Phil Oliver:


I’m still not sure why some atheists have such revulsion for that word. The root just means “breath,” as I live and breathe.

Philip Sheldrake:

However, in broad terms “spirituality” stands for lifestyles and practices that embody a vision of how the human spirit can achieve its full potential. In other words, spirituality embraces an aspirational approach to the meaning and conduct of life – we are driven by goals beyond purely material success or physical satisfaction. Nowadays, spirituality is not the preserve of spiritual elites, for example in monasteries, but is presumed to be native to everyone. It is individually-tailored, democratic and eclectic, and offers an alternative source of inner-directed, personal authority in response to a decline of trust in conventional social or religious leaderships.

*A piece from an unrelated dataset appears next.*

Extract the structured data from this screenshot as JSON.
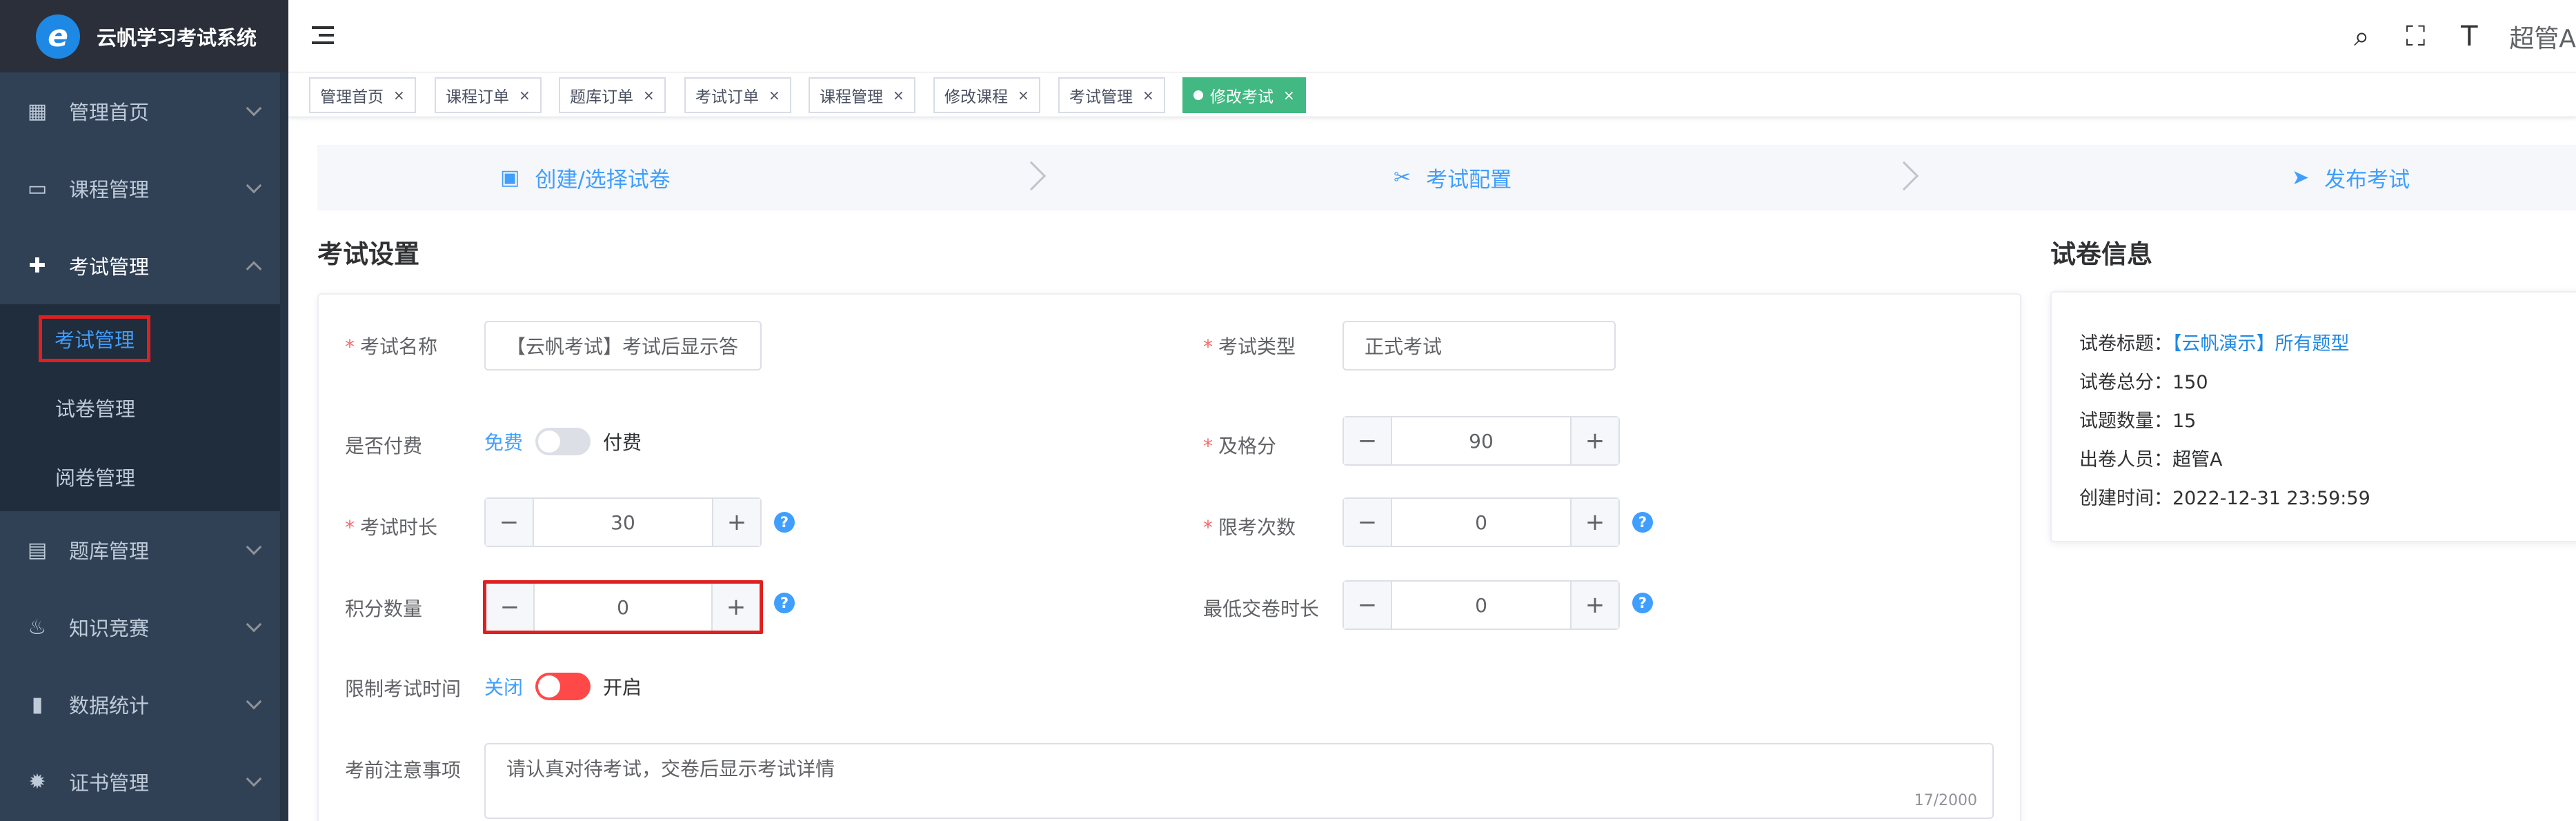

Matthew Hedstrom:

Spirituality can mean many things, of course, and the language of spirituality is used by traditional religious adherents as well as the religiously unaffiliated. But only the “nones” have made it into a cliché: “spiritual but not religious.”

The history of American spirituality reveals that our commonplace understanding of spirituality—as the individual, experiential dimension of human encounter with the sacred—arose from the clash of American Protestantism with the forces of modern life in the nineteenth century. While religious conservatives fought to stem the tide, giving rise to fundamentalism, religious liberals adapted their faith to modernity, often by discarding orthodoxies in favor of Darwinism, psychology, and comparative religions.

The majority of today’s religious “nones”—those who claim no religion but still embrace spirituality—are engaged in the same task of renovating their faith for a new historical moment. And typically, they draw from this same liberal religious toolkit. Today’s unaffiliated, like the liberals of previous generations, typically shun dogma and creed in favor of a faith that is practical, psychologically attuned, ecumenical—even cosmopolitan—and ethically oriented.

This liberal spirituality, as it has evolved over time, has been deeply entwined with media-oriented consumerism. Of course Americans of all religious varieties have been deeply influenced by consumerism, but media and markets have particularly shaped the religious lives of those without formal institutional or community ties. The religiously unaffiliated might not attend services, but they “do” their religion in many other ways: they watch religion on TV and listen to it on the radio; find inspiration on the web; attend retreats, seminars, workshops, and classes; buy candles and statues, bumper stickers and yoga pants; take spiritually motivated trips; and, perhaps most significantly, buy and read books.

So, perhaps we can say that “spirituality” is the perennial religious impulse, formerly an organic outgrowth of traditional community and kin, now refracted through the prism of individualistic, market-dominated, globalized consumerism. I’m not saying that like it’s good or bad; it is what it is. The times, they done a-changed. But whether you buy your beliefs via an independent bookstore or inherit them with your family name, complacency is always the danger to guard against, the cataract growing over your third eye, which is why, to answer Oliver’s excerpt with Hedstrom’s, I have such revulsion for the term: because being “spiritual” has itself become a thoughtless cliché that means everything and nothing simultaneously.